They master languages, cultures and the art of discretion — but Britain's foreign ministry said Friday its diplomats must acquire a new skill: Wine speculation.

The department, which oversees government hospitality, said it won't use public money to stock up its hefty wine cellar during the country's four-year program of sharp spending cuts — but instead will seek to sell off some of its prized vintages to generate funds to buy new, cheaper stocks.

Used to provide refreshments at official receptions and events, the government wine cellar holds about 40,000 bottle of vintage wines — including the 2,500 pound ($4,000) per bottle Chateau Petrus 1978, and the 1,000 pound ($1,625) per bottle Chateau Latour 1955.

Foreign office minister Henry Bellingham said he had considered selling off the entire 100-year-old cellar under the country's plans to make 81 billion pounds ($128 billion) of spending cuts through 2015, but instead believed clever sales of prized bottles could fund the entire system.

"All the evidence shows that we will save the taxpayer money by keeping the cellar and reforming it so that wine purchases are self-funded through sales," Bellingham said.

A list disclosed last year following a series of freedom of information requests showed that Britain keeps stocks of popular styles from around the world — including France, Italy, Spain and California's Napa Valley.

Bellingham said that during a trip to Britain later this month, U.S. President Barack Obama would be toasted with an English sparkling wine.

He said officials will seek to raise about 50,000 pounds ($81,000) per year by selling off high-value vintages, and spend the proceeds on both everyday stock to serve at banquets and bottles which could soar in value in decades to come.

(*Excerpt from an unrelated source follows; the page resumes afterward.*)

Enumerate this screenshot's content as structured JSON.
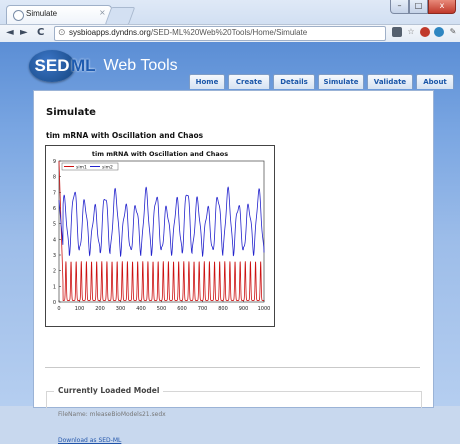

David Stringer can be reached at http://twitter.com/david_stringer

Obama will be treated to English sparkling.